You might also want to consider a zip up tent to give you complete privacy.
I’ve detailed all the gear you need in this guide to setting up a pontoon toilet.
Should you need to use the bathroom or check your pontoon boat in the middle of the night, you’ll be glad you have these LED camping lanterns from Vont (see Amazon prices).
The lanterns are made of materials that are not only marine-grade, but aircraft-grade as well. Should you plunk the lantern in water, it will survive. The same is true if you were to drop it from 10 feet up onto dry land.
Vont made their LED lanterns to be lightweight and portable. They also collapse so they don’t take up valuable room in your bag. Each lantern boasts 30 LED lights and is powered by a battery with an average life of 30 hours.
3. Bug Repellant

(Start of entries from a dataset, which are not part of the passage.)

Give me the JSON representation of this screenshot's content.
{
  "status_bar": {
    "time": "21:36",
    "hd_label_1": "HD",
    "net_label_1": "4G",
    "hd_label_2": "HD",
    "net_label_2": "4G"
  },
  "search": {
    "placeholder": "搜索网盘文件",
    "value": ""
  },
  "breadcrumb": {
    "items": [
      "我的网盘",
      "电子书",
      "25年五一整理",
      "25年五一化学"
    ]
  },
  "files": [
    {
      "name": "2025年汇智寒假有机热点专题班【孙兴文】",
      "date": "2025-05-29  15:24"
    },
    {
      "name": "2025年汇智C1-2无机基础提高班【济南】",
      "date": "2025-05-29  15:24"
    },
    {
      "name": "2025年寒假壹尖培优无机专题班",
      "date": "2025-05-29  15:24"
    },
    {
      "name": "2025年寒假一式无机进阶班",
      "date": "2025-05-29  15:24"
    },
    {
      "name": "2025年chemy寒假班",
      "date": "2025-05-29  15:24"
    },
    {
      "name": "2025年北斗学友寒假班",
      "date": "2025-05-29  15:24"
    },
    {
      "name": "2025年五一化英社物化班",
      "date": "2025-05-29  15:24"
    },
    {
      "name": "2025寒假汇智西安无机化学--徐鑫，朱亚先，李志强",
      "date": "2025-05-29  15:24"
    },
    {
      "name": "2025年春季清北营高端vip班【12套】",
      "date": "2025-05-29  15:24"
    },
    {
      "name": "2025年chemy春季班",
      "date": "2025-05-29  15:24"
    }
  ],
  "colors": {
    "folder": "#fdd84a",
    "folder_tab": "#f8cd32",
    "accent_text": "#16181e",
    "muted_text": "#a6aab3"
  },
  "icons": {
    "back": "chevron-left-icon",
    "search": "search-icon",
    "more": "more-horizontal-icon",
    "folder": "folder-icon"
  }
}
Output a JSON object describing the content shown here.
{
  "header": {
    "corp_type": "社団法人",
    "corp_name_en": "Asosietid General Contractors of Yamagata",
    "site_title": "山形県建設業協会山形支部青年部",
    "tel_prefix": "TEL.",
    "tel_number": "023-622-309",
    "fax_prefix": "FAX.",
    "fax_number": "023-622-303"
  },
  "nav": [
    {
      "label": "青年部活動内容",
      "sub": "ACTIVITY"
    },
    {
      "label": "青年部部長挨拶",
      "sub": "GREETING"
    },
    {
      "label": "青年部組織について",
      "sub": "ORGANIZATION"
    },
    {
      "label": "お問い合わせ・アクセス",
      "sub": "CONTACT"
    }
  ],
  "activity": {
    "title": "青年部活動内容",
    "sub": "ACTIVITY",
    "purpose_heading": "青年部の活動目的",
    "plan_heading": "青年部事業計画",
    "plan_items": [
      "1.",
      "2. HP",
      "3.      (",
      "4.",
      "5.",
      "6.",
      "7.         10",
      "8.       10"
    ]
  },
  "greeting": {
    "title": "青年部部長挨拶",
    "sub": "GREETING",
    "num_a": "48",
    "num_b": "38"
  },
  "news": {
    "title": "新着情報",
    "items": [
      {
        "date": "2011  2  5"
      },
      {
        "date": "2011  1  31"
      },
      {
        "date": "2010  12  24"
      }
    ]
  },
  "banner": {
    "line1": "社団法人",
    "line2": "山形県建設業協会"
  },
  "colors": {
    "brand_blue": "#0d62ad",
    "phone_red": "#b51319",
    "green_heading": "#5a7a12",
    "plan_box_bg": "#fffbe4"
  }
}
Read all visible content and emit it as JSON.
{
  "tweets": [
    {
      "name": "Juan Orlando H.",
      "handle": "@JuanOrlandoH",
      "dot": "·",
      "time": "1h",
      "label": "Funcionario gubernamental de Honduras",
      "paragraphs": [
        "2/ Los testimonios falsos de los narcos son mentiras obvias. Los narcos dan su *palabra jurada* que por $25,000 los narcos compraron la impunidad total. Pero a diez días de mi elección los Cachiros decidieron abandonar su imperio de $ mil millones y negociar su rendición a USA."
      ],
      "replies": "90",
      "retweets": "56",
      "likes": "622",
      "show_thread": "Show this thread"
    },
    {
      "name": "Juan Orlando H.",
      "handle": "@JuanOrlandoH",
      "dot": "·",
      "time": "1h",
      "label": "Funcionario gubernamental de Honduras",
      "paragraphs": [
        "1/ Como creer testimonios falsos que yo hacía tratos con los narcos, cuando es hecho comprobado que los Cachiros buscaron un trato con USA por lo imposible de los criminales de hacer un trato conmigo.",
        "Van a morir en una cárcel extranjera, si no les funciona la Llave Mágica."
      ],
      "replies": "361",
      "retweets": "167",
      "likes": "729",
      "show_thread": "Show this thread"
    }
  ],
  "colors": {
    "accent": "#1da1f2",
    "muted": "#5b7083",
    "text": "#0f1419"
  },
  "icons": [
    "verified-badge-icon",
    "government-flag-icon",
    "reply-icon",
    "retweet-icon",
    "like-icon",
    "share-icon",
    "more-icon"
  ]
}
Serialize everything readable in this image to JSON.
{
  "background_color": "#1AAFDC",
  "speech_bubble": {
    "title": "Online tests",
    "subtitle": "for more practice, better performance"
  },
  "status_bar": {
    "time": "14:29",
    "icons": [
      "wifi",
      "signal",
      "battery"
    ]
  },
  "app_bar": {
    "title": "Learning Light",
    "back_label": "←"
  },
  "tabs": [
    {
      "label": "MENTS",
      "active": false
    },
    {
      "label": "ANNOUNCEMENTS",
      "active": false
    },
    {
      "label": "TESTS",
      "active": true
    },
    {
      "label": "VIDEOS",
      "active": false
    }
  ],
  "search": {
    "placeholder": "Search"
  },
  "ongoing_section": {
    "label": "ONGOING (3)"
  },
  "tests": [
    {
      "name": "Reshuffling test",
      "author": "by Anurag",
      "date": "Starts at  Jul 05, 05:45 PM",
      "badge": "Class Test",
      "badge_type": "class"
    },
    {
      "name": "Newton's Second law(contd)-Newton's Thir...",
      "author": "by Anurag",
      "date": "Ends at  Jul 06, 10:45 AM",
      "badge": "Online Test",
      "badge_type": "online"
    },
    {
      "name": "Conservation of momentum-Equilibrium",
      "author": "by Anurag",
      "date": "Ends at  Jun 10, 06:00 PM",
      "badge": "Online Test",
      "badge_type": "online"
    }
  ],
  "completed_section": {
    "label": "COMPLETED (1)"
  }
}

No one wants to waste a relaxing night camping on a pontoon boat swatting at flies, gnats, and other insects.
We use both a repellant in lotion form plus as a spray. It will give you the protection you need from sand flies, chiggers, gnats, and biting flies.
You might also be interested in my guide to keeping flies off your boat. It’s an essential read for any boater planning a camping trip.
4. VHF Radio
Don’t ever lose contact with the outside world when you have a VHF radio. If you’re out of cell phone coverage it could be a life saver. I use this two-way radio on Amazon. It’s handheld and lets you access channels from Canada, international waters, and the United States.
You can adjust the wattage between one watt, 2.5 watts, and five watts as needed. By increasing wattage, you’ll get more transmission power. When you lower the wattage, you save battery life, which is also handy.
The JIS8 waterproof rating means you can even submerge this VHF radio without it failing on you.
5. Flares / strong light
Should your pontoon boat crash, run out of gas, or otherwise stop working, you need to let someone know. At night time especially, something like this strong LED light on Amazon is your new best friend. This flare is an Amazon’s Choice product as well.